JHI: What are your main research interests?
MT: My research looks at labour and community organizing in the precarious arts and culture industries. Specifically, I’m interested in how marginalized creatives experience both work and resistance. I approach this research through a feminist political economic lens that considers the structure of corporate and governmental institutions, while also fore fronting the agency of women, BIPOC and LGBTQ+ workers. I’m interested in the interplay of formal and alternative forms of labour organizing that can range from unions to whisper networks to Facebook groups.
JHI: What project(s) are you working on at the JHI and why did you choose it (them)?
MT: I am currently completing my doctoral dissertation, Punching Up: Women & LGBTQ+ Comedians’ Experiences of Work and Resistance in Toronto’s Comedy Scene, which examines the experiences of women and LGBTQ+ comedians in the Canadian comedy industry, which is dominated by cisgender, straight, white men. Based on qualitative interviews with 20 Toronto-based women and LGBTQ+ comedians and a study of the dynamics of comedy creation at different scales of production, I build a theoretical framework of resistance attending to workers’ formal and informal acts of resistance in comedy and the cultural industries generally. I argue that by broadening our conception of worker’s resistance from the margins, we gain a better understanding of workplace organizing under increasingly precarious conditions for marginalized cultural workers.
JHI: What are you hoping to experience as a JHI Fellow? What have you enjoyed the most so far?
MT: As a JHI fellow I have experienced a sense of community that is sometimes difficult to find in a large university. Being able to have informal discussions over coffee with scholars from all different disciplines has been incredibly illuminating. Because we are a group at different stages in our careers, from undergraduates to doctoral students to professors, there is a “pay it forward” mentality where we all work to help and mentor one another.

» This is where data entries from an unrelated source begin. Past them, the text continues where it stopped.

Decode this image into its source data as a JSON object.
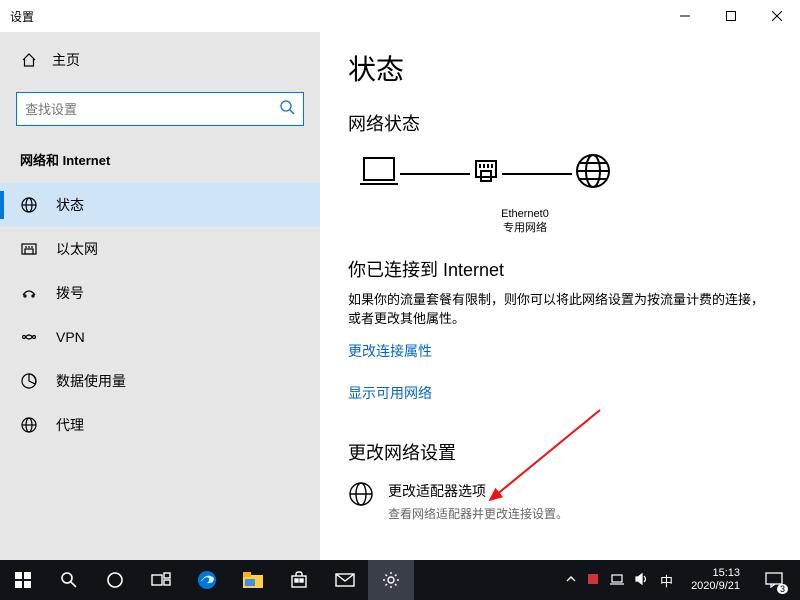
{
  "window_title": "设置",
  "sidebar": {
    "home": "主页",
    "search_placeholder": "查找设置",
    "section": "网络和 Internet",
    "items": [
      {
        "label": "状态"
      },
      {
        "label": "以太网"
      },
      {
        "label": "拨号"
      },
      {
        "label": "VPN"
      },
      {
        "label": "数据使用量"
      },
      {
        "label": "代理"
      }
    ]
  },
  "main": {
    "heading": "状态",
    "subheading": "网络状态",
    "diagram_label_line1": "Ethernet0",
    "diagram_label_line2": "专用网络",
    "connected_title": "你已连接到 Internet",
    "connected_desc": "如果你的流量套餐有限制，则你可以将此网络设置为按流量计费的连接，或者更改其他属性。",
    "link_change_conn": "更改连接属性",
    "link_show_net": "显示可用网络",
    "change_section": "更改网络设置",
    "adapter_title": "更改适配器选项",
    "adapter_sub": "查看网络适配器并更改连接设置。"
  },
  "taskbar": {
    "ime": "中",
    "time": "15:13",
    "date": "2020/9/21",
    "notif_count": "3"
  }
}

I am also indebted to the staff at the JHI who have been exceptionally accommodating and are dedicated to making sure we have all the resources we need to succeed.
JHI: Share something you read/watched/listened to recently that you enjoyed/were inspired by
MT: I saw Laura Poitras’ documentary All the Beauty and the Bloodshed about the artist Nan Goldin and her activism during the AIDS epidemic and now the opioid crisis, at TIFF. It was inspiring to see how Goldin and other artists/activists use their creative work to fight inequities in cultural institutions and how that impact reverberates outside of them.
That being said, my biggest comfort is reading historical romance novels which I take out by the stack from the Toronto Public Library. It’s all about balance.
JHI: What is a fun fact about you?
MT: I’ve volunteered in cat rescue for over 6 years. I’m taking a break from it while I finish my dissertation, but animal rescue is one of my biggest passions. Amongst my many roles, I’ve worked as a cat caretaker, foster coordinator, post adoption support person and I even co-produced a cat-themed comedy show fundraiser.